Basically, this will be like “restarting” your PC without actually fully restarting it. You’ll still get a fresh user session with everything closed, etc like you just restarted Windows, but it’ll take significantly less time.
6. Plug-in Free Browsing
Not only does IE 11 significantly change the UI, it also changes the way you will be browsing. IE 11 is favoring HTML 5 over the traditional plug-in architecture and will run by default with no plugins.
If you need to use something like Adobe Flash for a site, you can switch to a “desktop” view, but for the most part, they are phasing plugin support out. WOW! That is huge. And pretty bad news for Adobe Flash.
Even though Apple doesn’t support Flash on their devices, Microsoft also moving in that direction is a major paradigm shift for the entire Internet.
In Windows 10, IE has been replaced with Microsoft Edge, a new standards-adopting browser from Microsoft that is very good. If you live in the Microsoft ecosystem, then using Edge is actually better than Chrome and Firefox. However, since I use Google for pretty much everything else, Chrome still is my default browser.
7. Reengineered Boot Experience
Haven’t we all gotten sick of the same tired list of “Safe Mode”, “Safe Mode with Networking”, etc., etc. when booting Windows with advanced options. It still looks a DOS command prompt, even in Windows 7. With Windows 8/10, that all changes.
The boot experience is now very pretty and reminds me of setting up my iPhone when I upgraded it to iOS 5. You get nice screens to help you join a wireless network, pick your settings, etc.
8. Sign in using Microsoft Account
With Windows 8/10, you can now sign into your PC using your online Microsoft account. That’s right, Windows 8/10 is moving to the cloud (a little).
With OneDrive integration also included in Windows 8/10, you can sign in using Microsoft credentials and have your files, settings, apps, etc. stored in the cloud. You can log into another Windows 8/10 machine and all of that will follow you automatically.

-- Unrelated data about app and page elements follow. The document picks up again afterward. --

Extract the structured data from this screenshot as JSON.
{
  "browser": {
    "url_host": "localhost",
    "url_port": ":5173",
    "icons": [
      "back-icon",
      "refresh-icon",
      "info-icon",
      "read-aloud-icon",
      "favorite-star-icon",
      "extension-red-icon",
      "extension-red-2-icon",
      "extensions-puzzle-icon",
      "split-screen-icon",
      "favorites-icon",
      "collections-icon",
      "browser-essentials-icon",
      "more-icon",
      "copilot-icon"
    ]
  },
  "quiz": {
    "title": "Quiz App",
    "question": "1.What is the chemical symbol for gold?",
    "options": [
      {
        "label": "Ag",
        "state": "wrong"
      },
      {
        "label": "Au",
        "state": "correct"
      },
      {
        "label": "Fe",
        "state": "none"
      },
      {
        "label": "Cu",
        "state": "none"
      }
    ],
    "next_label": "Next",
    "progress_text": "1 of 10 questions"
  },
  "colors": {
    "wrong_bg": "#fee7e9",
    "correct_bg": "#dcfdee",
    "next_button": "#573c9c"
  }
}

It’ll keep track of all your favorites in IE/Edge, your desktop wallpaper, and lots more. You can buy extra storage and store your files on OneDrive and access them online or on your mobile device including the iPad, iPhone, and Android devices.
9. Refresh/Reset Your PC
Two cool new features of Windows 8/10 are the refresh and reset options. Reset will remove all your personal data, apps, and settings and reinstall Windows. Refresh will keep all data, apps and settings and reinstall Windows.
If you ever had to do this before in Windows XP or 7, you know what a real pain it is to try and restore Windows without deleting your personal data. And what happens if your PC doesn’t boot at all? Well, you can now refresh or reset from the boot screens.
10. Scaling for Different Screen Sizes
Along with the new UI interface, there have been many improvements in Windows 8/10 for scaling to different screen resolutions, screen sizes and pixel densities.
Even though this may seem minor, you will be able to use Windows 8/10 on everything from a small Windows phone to a giant 34 inch screen with 4K or higher resolution!
A lot of the apps in Windows 8/10 will be designed to automatically adjust to these different screen sizes and provide more/less content based on the size.
Overall, the Windows team has spent a lot of time trying to get things right and Windows 8/10 is a big step forward for PCs (mostly Windows 10). What are your thoughts about Windows 8/10? Do you enjoy using your PC? Let us know in the comments! Enjoy!